From the swaying coos and house-inspired synths of “Painful Like” to the soaring and bittersweet piano-led melancholia of “Home”, you get the feeling that you’re being spoken to directly from the heart, says Daniel Jones.
Some albums stick with you; burn themselves into your musical aura like a memory. As someone who listens to an immense amount of music in a week, both for work and pleasure, that number tends to be fairly low. Let me tell you a story:
It was my first summer in Berlin, and I couldn’t have asked for a better one. The grayness that pervades the city had dissipated, I was madly in love, and everything felt fresh and new. Feel It Break, Austra’s debut, was the album of choice for my lover and I. I’d listen to it on my way to see her, strutting on air to “Villain”’s pounding drums. We’d dance together to “Spellwork” in her room, and I’d delight in dropping “Beat and The Pulse” in a DJ set just to see her face light up and body move in the wild way that was so specifically her. Somehow, it became not only our album, but also Berlin’s album. It spoke to me of promise, permanence, and joy. You don’t really get a lot of albums like that in your life.
Two years later and both she and the fresh promise of the city have gone, and an aura of gray cold hangs over summer like an old washcloth. Yet Feel It Break remains just as fresh and wonderful as ever, even if the memories attached do not. That’s why Olympia, the Toronto group’s recently released follow-up, was an album I waited for with trepidation. It had a lot to live up to in my mind.
It wasn’t the immediate ear-grabber its predecessor was, I admit. Opener “What We Done?” burns slow, evolving from a minimalist formula of Katie Stelmanis’ operatic vocals and spurts of twinkling synths into a thrumming and complex dance beast. Evolution is what Olympia is all about, in fact—that, and Stelmanis’ beautiful voice, which dominates any instrumental you care to put behind it. There’s a confidence that you only see in second albums; I don’t like to say “effortless”, as there is far too much strength in her voice for that, but it feels that way. From the swaying coos and house-inspired synths of “Painful Like” to the soaring and bittersweet piano-led melancholia of “Home”, you get the feeling that you’re being spoken to directly, straight from the heart.

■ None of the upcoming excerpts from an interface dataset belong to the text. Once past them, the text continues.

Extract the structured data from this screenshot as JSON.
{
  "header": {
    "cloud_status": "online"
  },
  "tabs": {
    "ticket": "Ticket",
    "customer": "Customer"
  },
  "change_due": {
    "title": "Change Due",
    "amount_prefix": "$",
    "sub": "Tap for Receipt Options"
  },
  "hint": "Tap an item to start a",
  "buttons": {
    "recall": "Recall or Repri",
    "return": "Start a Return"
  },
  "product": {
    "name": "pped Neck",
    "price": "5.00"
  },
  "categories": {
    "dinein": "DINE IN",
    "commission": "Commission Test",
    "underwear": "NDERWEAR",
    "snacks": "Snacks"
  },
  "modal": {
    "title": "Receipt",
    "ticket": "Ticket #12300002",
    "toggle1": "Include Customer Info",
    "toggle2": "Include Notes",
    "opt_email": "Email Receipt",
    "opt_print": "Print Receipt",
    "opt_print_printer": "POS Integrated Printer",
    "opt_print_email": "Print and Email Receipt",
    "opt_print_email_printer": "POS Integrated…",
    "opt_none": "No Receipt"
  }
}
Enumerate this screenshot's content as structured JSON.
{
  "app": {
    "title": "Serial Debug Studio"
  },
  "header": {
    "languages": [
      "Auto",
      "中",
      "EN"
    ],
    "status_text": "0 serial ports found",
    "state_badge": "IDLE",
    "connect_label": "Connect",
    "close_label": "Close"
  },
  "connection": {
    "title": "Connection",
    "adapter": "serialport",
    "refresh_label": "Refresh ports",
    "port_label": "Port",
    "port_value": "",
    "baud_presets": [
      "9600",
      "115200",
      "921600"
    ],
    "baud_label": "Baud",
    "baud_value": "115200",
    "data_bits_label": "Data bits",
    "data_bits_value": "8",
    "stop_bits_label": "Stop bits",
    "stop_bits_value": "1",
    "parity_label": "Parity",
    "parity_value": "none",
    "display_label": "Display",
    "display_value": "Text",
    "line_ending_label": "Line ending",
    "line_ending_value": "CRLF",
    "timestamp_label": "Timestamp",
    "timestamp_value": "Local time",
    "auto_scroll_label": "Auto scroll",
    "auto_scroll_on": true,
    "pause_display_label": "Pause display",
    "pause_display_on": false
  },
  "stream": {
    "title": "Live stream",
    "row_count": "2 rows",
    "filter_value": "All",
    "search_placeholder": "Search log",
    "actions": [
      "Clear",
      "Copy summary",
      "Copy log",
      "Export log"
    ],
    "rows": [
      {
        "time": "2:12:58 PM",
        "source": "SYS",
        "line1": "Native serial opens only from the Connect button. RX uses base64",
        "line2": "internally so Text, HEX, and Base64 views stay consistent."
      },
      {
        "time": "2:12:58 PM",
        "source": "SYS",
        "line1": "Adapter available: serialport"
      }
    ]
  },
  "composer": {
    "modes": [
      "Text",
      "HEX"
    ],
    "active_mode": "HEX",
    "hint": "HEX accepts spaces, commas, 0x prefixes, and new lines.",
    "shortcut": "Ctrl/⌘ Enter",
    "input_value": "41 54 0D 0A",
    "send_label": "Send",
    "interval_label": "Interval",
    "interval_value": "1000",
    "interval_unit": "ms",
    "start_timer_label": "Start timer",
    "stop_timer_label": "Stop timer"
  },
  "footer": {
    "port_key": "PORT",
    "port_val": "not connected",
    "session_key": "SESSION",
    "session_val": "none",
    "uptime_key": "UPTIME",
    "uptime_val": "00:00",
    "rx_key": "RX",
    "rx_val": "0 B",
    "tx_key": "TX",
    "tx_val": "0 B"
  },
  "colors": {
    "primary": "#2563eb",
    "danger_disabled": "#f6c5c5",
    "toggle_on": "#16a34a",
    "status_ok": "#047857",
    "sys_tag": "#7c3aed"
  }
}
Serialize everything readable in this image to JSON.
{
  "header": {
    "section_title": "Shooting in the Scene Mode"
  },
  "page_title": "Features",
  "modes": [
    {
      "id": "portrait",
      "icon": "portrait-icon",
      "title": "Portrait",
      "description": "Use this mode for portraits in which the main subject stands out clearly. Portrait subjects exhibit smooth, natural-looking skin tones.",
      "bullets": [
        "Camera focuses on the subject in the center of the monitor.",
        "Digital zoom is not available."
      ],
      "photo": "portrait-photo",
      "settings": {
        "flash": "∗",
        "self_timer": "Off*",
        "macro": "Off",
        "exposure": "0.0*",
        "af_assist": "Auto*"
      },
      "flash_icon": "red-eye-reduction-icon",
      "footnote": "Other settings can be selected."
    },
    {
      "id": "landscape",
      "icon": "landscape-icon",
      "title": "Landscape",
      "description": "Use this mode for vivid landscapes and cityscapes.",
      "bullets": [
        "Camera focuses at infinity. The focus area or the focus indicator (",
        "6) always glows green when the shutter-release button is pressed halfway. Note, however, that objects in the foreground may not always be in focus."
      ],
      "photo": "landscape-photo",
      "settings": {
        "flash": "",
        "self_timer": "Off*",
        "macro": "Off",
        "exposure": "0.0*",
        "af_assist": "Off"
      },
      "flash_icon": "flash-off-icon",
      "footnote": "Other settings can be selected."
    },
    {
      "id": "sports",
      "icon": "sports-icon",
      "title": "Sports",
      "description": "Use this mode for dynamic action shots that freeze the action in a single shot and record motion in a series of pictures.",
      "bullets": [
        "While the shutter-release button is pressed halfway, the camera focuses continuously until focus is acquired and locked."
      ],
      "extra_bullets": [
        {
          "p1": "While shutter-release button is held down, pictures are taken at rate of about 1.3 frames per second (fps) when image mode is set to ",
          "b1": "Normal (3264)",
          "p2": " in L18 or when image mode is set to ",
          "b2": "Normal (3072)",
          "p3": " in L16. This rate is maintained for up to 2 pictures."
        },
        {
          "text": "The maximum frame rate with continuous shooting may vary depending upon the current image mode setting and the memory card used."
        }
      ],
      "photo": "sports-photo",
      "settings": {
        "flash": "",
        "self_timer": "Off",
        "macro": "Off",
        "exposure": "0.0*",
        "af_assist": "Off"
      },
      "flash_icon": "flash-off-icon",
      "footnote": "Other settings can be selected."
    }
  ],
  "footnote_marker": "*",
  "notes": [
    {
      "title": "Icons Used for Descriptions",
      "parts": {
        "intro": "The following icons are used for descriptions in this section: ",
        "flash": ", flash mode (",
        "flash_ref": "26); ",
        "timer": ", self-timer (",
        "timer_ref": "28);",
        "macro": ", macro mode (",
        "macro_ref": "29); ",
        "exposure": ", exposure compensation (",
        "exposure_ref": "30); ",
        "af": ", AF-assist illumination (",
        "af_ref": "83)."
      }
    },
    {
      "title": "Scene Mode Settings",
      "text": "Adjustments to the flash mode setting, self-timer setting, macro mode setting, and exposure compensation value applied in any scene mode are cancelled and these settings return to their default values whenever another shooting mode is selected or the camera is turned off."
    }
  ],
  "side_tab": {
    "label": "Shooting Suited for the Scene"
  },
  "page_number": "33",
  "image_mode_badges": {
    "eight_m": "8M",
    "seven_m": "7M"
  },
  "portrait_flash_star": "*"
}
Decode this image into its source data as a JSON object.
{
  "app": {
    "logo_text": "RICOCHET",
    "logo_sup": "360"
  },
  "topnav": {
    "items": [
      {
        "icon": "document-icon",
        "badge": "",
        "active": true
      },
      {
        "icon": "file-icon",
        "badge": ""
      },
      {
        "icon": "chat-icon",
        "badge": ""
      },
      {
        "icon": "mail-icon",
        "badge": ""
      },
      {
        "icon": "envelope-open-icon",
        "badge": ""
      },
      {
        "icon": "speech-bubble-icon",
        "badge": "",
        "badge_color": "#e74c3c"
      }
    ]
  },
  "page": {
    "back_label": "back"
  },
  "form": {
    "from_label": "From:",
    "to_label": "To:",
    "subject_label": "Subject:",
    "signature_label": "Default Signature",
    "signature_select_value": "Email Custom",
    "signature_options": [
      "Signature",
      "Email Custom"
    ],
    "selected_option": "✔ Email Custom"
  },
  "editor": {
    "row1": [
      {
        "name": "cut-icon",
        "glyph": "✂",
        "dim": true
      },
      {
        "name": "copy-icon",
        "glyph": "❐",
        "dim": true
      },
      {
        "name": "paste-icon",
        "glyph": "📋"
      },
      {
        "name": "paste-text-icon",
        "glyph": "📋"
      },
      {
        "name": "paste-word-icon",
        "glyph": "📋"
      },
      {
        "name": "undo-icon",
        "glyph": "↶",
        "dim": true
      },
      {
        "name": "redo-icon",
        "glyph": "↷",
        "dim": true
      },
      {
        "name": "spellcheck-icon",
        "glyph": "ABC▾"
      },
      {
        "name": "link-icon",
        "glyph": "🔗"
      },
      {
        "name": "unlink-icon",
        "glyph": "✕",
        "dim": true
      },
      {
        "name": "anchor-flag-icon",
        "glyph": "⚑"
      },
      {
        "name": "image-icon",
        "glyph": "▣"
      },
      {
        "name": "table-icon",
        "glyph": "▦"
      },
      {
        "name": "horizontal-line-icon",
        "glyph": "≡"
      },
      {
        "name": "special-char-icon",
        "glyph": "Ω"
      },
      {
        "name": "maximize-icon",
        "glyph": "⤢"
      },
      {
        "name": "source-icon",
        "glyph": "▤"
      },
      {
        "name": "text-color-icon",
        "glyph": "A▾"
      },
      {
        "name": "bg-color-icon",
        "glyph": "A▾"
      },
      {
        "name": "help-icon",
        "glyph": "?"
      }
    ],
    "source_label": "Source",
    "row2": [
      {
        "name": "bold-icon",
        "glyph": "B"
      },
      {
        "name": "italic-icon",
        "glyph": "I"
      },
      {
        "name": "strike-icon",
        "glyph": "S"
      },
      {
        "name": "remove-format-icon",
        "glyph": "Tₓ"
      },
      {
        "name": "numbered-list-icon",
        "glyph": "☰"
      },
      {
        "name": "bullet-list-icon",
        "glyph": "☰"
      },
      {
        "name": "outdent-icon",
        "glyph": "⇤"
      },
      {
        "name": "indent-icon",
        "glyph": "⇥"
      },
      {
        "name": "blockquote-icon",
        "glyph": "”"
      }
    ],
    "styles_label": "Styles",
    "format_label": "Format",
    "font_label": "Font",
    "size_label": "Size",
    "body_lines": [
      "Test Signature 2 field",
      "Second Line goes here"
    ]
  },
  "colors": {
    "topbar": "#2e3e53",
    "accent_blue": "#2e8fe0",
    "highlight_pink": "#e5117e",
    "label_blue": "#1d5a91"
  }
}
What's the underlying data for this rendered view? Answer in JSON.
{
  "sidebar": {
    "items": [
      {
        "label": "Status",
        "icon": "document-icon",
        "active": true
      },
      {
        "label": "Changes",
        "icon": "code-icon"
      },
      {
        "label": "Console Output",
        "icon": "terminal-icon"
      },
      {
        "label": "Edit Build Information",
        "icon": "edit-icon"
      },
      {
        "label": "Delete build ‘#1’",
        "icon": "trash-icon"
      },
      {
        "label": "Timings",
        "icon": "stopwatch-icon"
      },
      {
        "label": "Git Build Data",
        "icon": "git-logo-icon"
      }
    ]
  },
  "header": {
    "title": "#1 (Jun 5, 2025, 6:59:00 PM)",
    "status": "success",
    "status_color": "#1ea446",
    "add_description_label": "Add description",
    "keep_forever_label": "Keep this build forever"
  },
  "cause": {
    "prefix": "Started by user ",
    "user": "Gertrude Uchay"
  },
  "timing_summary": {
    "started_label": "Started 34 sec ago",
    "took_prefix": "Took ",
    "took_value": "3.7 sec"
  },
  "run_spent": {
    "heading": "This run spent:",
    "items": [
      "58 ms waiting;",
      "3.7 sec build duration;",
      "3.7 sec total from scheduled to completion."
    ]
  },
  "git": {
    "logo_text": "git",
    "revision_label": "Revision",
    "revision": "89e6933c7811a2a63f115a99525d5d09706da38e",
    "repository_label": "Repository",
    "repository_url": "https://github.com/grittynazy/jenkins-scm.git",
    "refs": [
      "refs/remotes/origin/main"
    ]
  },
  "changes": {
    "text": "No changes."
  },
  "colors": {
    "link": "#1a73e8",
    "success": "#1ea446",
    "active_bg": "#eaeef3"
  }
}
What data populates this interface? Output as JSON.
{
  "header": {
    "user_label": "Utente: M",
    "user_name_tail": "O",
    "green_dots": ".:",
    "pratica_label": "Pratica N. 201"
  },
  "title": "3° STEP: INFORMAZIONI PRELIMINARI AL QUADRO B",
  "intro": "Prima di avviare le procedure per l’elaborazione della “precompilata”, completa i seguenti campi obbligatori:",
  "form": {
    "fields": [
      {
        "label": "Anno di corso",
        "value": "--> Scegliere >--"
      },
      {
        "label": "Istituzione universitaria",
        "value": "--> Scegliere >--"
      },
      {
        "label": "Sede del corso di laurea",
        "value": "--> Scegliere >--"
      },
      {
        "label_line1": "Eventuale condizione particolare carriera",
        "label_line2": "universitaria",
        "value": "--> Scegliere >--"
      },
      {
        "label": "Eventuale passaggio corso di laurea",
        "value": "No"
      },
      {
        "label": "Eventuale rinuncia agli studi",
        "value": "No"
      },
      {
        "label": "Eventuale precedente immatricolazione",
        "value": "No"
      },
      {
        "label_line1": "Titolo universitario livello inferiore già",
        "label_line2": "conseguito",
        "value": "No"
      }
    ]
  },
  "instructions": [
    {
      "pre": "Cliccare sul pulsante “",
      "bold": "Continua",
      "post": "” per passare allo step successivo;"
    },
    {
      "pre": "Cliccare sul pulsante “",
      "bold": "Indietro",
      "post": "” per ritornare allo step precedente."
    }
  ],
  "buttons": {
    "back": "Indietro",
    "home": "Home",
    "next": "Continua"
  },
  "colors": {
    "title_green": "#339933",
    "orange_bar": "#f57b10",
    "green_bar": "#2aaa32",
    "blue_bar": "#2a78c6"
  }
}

Unlike the goth-tinged esoterica of Feel It Break, much of the lyrical content here is indeed personal and centered around relationships, and perhaps that’s the biggest reason Olympia hits home for me. When Stelmanis sings, “You are not with me,” when she softly wails, “You changed my life for the best,” there’s a level of heart-rending sincerity that’s impossible not to be touched by. Had the tone itself been one of tragedy it might have all been a bit much, but there’s also a power, an inner strength that speaks of heartbreak, but also healing. Austra aren’t the same band I fell in love with during that first, perfect summer, and that’s okay. As Stelmanis sings over the skittering beat of “Reconcile”, “You will love again.”˜
Olympia is out now on Paper Bag Records.
We’ve taken a trip to Monkeytown, been overtaken by King Midas Sound and now it’s the turn of future-facing house gang Azari & III to take the reigns at Electronic Beats. Taking place next Monday, 5th December, throughout the day we will be taking a peek into the psychedelic world of the Toronto hailing foursome who’s self-titled debut album was one of the smash hits of this summer. Expect insights into gear, life on the road, their thoughts on the current crop of electronic artists and lots lots more.
Also, here’s a little treat: fill in the form below to win a copy of Azari & III‘s most recent album.
Azari & III have just finished their Electronic Beats Presents tour of Europe! With When Saints Go Machine supporting and six great shows, it was a tour that neither the Toronto foursome or their fans are likely to forget. After a successful start in Munich’s Feierwerk, the group hit chilly Vienna. The winter-like atmosphere was quickly thawed by their amazing show at the Pratersauna, before it was on to Cologne’s Club Bahnhof Ehrenfeld. Located under a train station, the venue was the perfect showcase the Azari & III to play their hit ‘tracks’, with the crowd being suitably appreciative of a subtle joke.
Hamburg was definitely in a party mood, with the audience rushing the stage to freak out with the group. Cedric took this as a sign to change places and rush the audience, joining them in the dance and making everyone throw their hands up high. Then to Berlin and their sold out show at Gretchen, and we have to say it was truly unforgettable. Sweaty house magic that had our bodies aching from so much dancing! The band then went on to Leipzig to headline the Audioinvasion Festival before making a final stop in Amsterdam’s Trouw Club, a former paper factory that Azari & III filled with their body-shaking sounds. It certainly didn’t hurt that the factory had such an amazing sound system!
With all said and done and some welcome rest needed for everybody, we would just like to say a final thank you to Azari & III , When Saints Go Machine and everyone involved for yet another amazing Electronic Beats Presents tour.